Province’s 2011 export growth much better than expected, says economist
Economist Peter Hall predicts more modest export growth for Newfoundland and Labrador this year — 5.5 per cent — than its blistering 31.5 jump in 2011. — Photo by Daniel MacEachern/The Telegram
When Peter Hall last visited St. John’s, he had good news for the province.
But the chief economist for Export Development Canada — which forecast the province’s exports would jump 17 per cent in 2011 — was surprised things turned out even better than he’d predicted: a 31.5 per cent leap in total exports last year, a total of C$12.1 billion, good for an overall 2.9 per cent share of Canada’s total goods exported.

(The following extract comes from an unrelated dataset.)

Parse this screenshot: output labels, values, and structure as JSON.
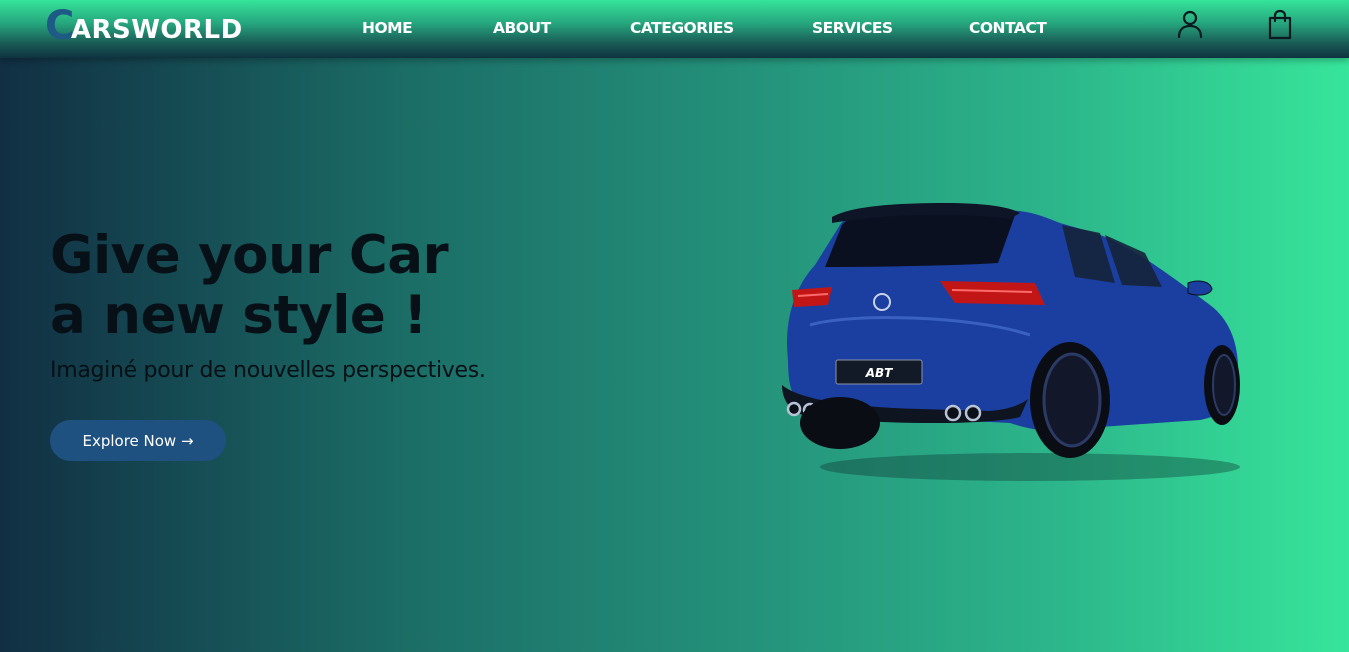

“(Commodity) prices were much stronger than we thought they were going to be,” he told the Telegram following his annual luncheon presentation, held in partnership with the Newfoundland and Labrador Environmental Industry Association. “We actually (predicted) diminishing prices in last year’s context as well. That didn’t materialize. What we saw was the Arab Spring, which moved prices up quite substantially in the early part of the year, so certainly from the oil and gas side of things, that was strong. We also saw that copper prices were higher than we thought they were going to be. We had expected a correction to occur; they stayed higher longer than we thought they would. That was true right across the base metal spectrum, so prices can do wonderful things to keep the overall numbers there, because we use numbers that have prices embedded inside of them for the forecast, so that’s a hard one to get right.” Hall added that volumes were also higher than EDC anticipated as well.

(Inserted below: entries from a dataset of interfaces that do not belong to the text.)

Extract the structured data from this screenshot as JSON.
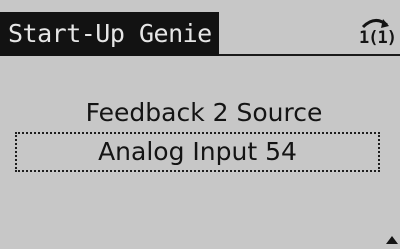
{
  "screen": {
    "title": "Start-Up Genie",
    "status_icon": {
      "name": "setup-indicator-icon",
      "label": "1(1)"
    },
    "parameter": {
      "name": "Feedback 2 Source",
      "value": "Analog Input 54"
    },
    "scroll_indicator": "scroll-up-arrow-icon"
  },
  "colors": {
    "lcd_background": "#c7c7c7",
    "title_bar_background": "#121212",
    "title_text": "#e6e6e6",
    "text": "#141414"
  }
}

This year, the export credit agency is predicting more modest growth: 5.5 per cent, up slightly from its forecast last year for five per cent in 2012, and 6.8 per cent growth in 2013, due largely to an expected decline in oil production this year.
“The decline in production is mostly influenced by Hibernia, some by Terra Nova, and others partly offsetting that, but not enough to keep the numbers quite modest for this year,” he said. “And then, of course, we have prices staying about the same level for this year in terms of oil prices, and then falling five bucks next year.” The agency is predicting a price of $100 per barrel (using the West Texas Intermediate benchmark, different from the Brent crude figure the provincial government uses in its estimate this year of $123 a barrel).
Hall rejects what he says is the common wisdom now that wild market fluctuations are the new normal; with market indicators like housing and auto purchasing indicating the United States is pulling itself into recovery, he expects Europe’s financial turmoil to stabilize, and there is much potential for future growth. Canada’s relative stability means it stands to benefit from any recovery, but whether it will have the available skilled labour to take advantage is another story, he said.
“This is a huge problem for Canada, as far as I’m concerned, as somebody that has spent my life analyzing the fundamental dynamics of the Canadian economy,” he said. “I’ve got severe concerns about the labour force.” Skills development and immigration policies will have to be augmented to help Canada meet its growing labour needs, he said.